“Bring visibility to disability”
Owen notices the looks that his brother gets from strangers. “When people see kids with disabilities their jaw drops when they don’t understand. I want people to understand,” he says. “I want people to smile normally.”
Anyone who watches Owen’s film can’t help but smile. It invites viewers to share a day of his life with a KCNQ2 sibling. While Rhys’s challenges are apparent, the film celebrates Rhys and radiates the love between brothers with tenderness and humor.
That’s exactly what the film festival is looking to accomplish. “Holland Bloorview Kids Rehabilitation Hospital is excited to partner with TIFF Kids International Film Festival this year to present our fifth annual filmpossible award, which recognizes young filmmakers who bring visibility to disability,” says Wong. “All of the filmpossible finalists this year did an amazing job giving us a window into their lives and helping us experience what they see and hear and feel every day. By sharing their joys and struggles, these very talented young filmmakers are helping to break down stereotypes and encourage compassion and understanding.”
“I want people to feel—to know that these kids’ lives matter.”–O.M.
Perhaps Owen gets his eye for beautiful images from his mom, who had this to say about her boys:

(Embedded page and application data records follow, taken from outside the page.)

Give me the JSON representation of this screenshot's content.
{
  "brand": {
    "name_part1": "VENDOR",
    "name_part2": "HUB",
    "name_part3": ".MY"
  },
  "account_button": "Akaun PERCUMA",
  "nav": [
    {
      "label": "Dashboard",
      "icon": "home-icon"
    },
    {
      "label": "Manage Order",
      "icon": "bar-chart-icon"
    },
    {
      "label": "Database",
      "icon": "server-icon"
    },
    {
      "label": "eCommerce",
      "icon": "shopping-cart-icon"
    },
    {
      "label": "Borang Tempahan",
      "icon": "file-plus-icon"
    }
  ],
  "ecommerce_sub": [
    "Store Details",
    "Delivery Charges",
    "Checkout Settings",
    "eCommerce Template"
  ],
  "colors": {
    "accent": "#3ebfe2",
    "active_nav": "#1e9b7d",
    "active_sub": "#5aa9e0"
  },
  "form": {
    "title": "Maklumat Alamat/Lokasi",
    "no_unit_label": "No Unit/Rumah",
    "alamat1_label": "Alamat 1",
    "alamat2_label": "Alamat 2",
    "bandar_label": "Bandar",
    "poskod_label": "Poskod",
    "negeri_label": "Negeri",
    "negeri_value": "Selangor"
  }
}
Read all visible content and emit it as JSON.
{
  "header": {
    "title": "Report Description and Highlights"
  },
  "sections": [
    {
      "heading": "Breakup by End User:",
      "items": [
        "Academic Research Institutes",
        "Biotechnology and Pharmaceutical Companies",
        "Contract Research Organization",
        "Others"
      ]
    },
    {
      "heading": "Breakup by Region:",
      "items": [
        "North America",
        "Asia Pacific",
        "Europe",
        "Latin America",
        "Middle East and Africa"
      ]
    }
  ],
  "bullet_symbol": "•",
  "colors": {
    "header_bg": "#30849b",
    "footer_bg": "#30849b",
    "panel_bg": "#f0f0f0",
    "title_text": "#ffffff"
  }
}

“We believed at first Rhys was at first our little turtle, slow and steady and coming along. As he grew up he became our unicorn, even compared to his KCNQ2 friends he is so unique– no one has the same gene sequence as he. He is as special and beautiful as they come. Both of my boys make me proud every day because of the way they view life, not so much in the awards and milestones they achieve.”
Specialness of siblings
Owen believes that being Rhys’ sibling puts him in a unique position, in some ways closer to Rhys than anyone else. “Parents don’t understand as much as siblings do,” Owen says. “Siblings have a connection.” He explained that being Rhys’s brother means he naturally treats him as an equal.
Although he admits they don’t quite fight like brothers usually do (“the gene mutation sort of pauses that,” he explains), he knows that his brother is engaged with him and has opinions and preferences all his own. Owen says Rhys definitely “has something to say back!”
Wrestling with big questions
Owen faces down some profound questions when he thinks about his brother’s future. He understands that science takes time, maybe a long time, to come up with the kind of treatment that will help Rhys. He’s “not so happy” about that.
But he also knows that there are people helping. And he wants to be one of them. He hopes his film will move people to learn more about KCNQ2. “You’ve got to care,” he says. “You’ve got to feel it.”